The post-pandemic era has well and truly begun. With changing times come changing expectations, and as with every new movement, expectation around ‘how things have been’ has evolved. A key focus of where this change is necessary is in the workplace. It’s no secret that what the majority of the UK’s employees now expect in the world of work has changed and it’s vital for business leaders to take note if we are to remain a leading nation in technology and business.
Rob Walker, UK&I MD, Cognizant.
One thing is certain: the events of the last few years, subsequently resulting in the phenomenon we now know as the ‘Great Resignation’, have seen the power of ‘how we work’ move into the hands of employees. This may sound ominous for senior management but, living in a democratic society that we celebrate, business leaders should see it as an opportunity to present an evolved way of working; one that will harness and nurture a new symbiotic relationship between employees and the workplace.
There’s great fear in change, but there’s also room for opportunity.
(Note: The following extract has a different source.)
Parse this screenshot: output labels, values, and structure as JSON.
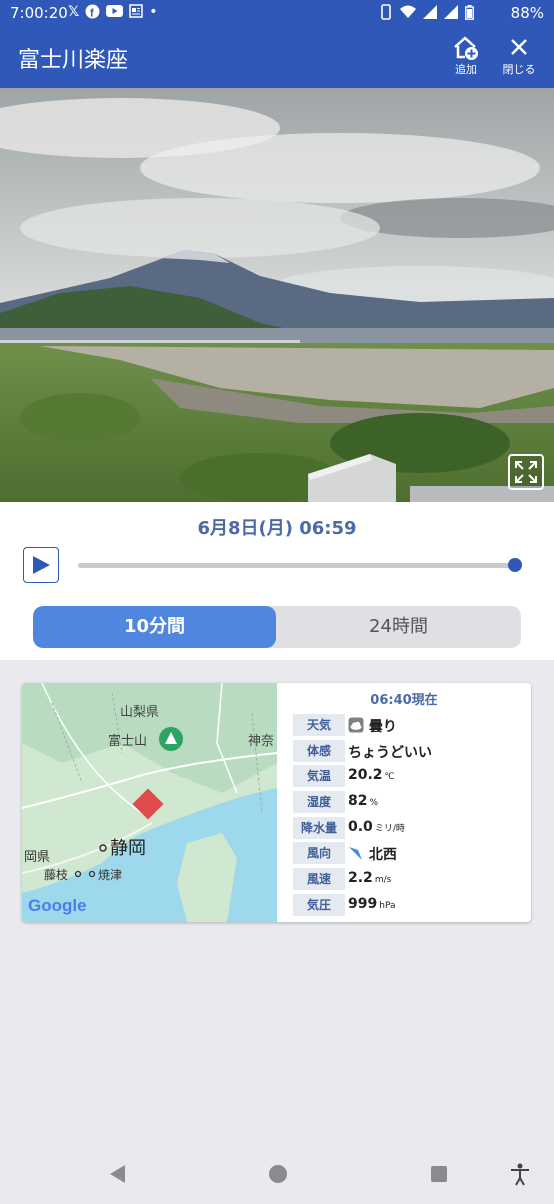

One thing that history has taught us is that those who don’t embrace change, or aren’t open to it, are those that get left behind and are at risk of eventually becoming obsolete.
A shift in workplace expectations
We can’t ignore that today’s employees, especially Millennial and Gen Z workers, have grown up with unlimited knowledge and information at their fingertips. This privileged access to knowledge has led to a heightened awareness of the deep-rooted issues that plague our society. The global events of the past years, beyond just the pandemic, such as outcries against social justice and unprecedented natural disasters, have pushed people worldwide to question their life and work choices.
There is particularly a movement towards the idea that, if one is to spend most of their life working, they must be provided with a greater sense of ‘purpose’ at work to align with their personal lives and improve wellbeing. In the context of work, purpose encompasses all the values that drive people’s choices, actions and attitudes – from wider social and environmental goals, to professional and personal objectives of a healthy work-life balance. This sense of ‘purpose’ is now one of the key business themes of our age.
This sentiment has been solidified in the findings of recent Cognizant research, which found that young workers (between the ages of 20 and 40) now expect employers to be highly committed to having a positive impact on the environment, wider society, and to take interest in their purposes at work on a far more personal level. More than half of respondents in the study define purposeful work as being passionate about what they do and achieving a healthy work-life balance. With this shift in expectations also comes a shift in how we expect to be led within a company.
A new era of leadership
This ‘enlightenment’ among workers has already begun to greatly affect the business world today and has been the main accelerator of “The Great Resignation”, which has left employers scrambling to fill a never-ending and increasing number of vacancies. But as older millennials reach their early 40s and Gen Z becomes the future of the job market, the career moves of these “purpose-led” generations are increasingly central to businesses’ ongoing viability. Meanwhile, millennials are now those seeking leadership roles, and therefore must be nurtured into a new sense of leadership to continue to attract the newer talent: Gen Zs.
And according to the research, there’s still a lot to be done as currently young people are struggling to live their purpose at work. Fewer than one in five (18%) strongly believe they are living their day-to-day purpose in their work-life. The present situation should spur business leaders to re-examine their playbooks and, with it, what leadership should now evolve to be if it is to bring purpose to their workers and ensure the right values and expectations are in place for the next generation of leaders.
A shift in leadership expectations to remain viable
Few businesses today seriously question that we live in the age of purpose. From pledges to increased minority representation on leadership teams, to partnerships with local community organizations and sustainability promises, companies all over the world have spent the last few years tripping over themselves to show consumers, shareholders and their own staff how engaged they are in promoting outcomes beyond turning a profit.
However, our study reveals a somewhat different reality. What younger workers mean by purpose is actually two-fold. Yes, the majority (65%) say it’s extremely important for their employer to positively impact society in a way that reflects their own values; however, they also want a workplace that fuels their own sense of ‘purpose’, with a focus on concerns and issues that have an immediate, direct impact on their work and personal life. Currently, only 18% of respondents feel that they are living their day-to-day purpose in their work life.
Leadership therefore needs a makeover. Executive leadership style must evolve to meet today’s imperative of winning the war of talent while accommodating a cornucopia of post-pandemic workplace attitudes. After almost two years of working from home, often juggling videoconferences and childcare or other home-related obligations, 43% of respondents see flexibility as a key defining trait of a good leader.
Looking ahead and cementing a new normal
Overall, we know that companies need to step up their efforts to convince the current generation of young, educated workers that they are serious about positively impacting not just shareholders but also employees, local communities and the world at large. Failure to do so, together with an inability to allow young talent to live their own work purpose, poses a serious risk to nurturing tomorrow’s leaders and building a prosperous future for all constituents.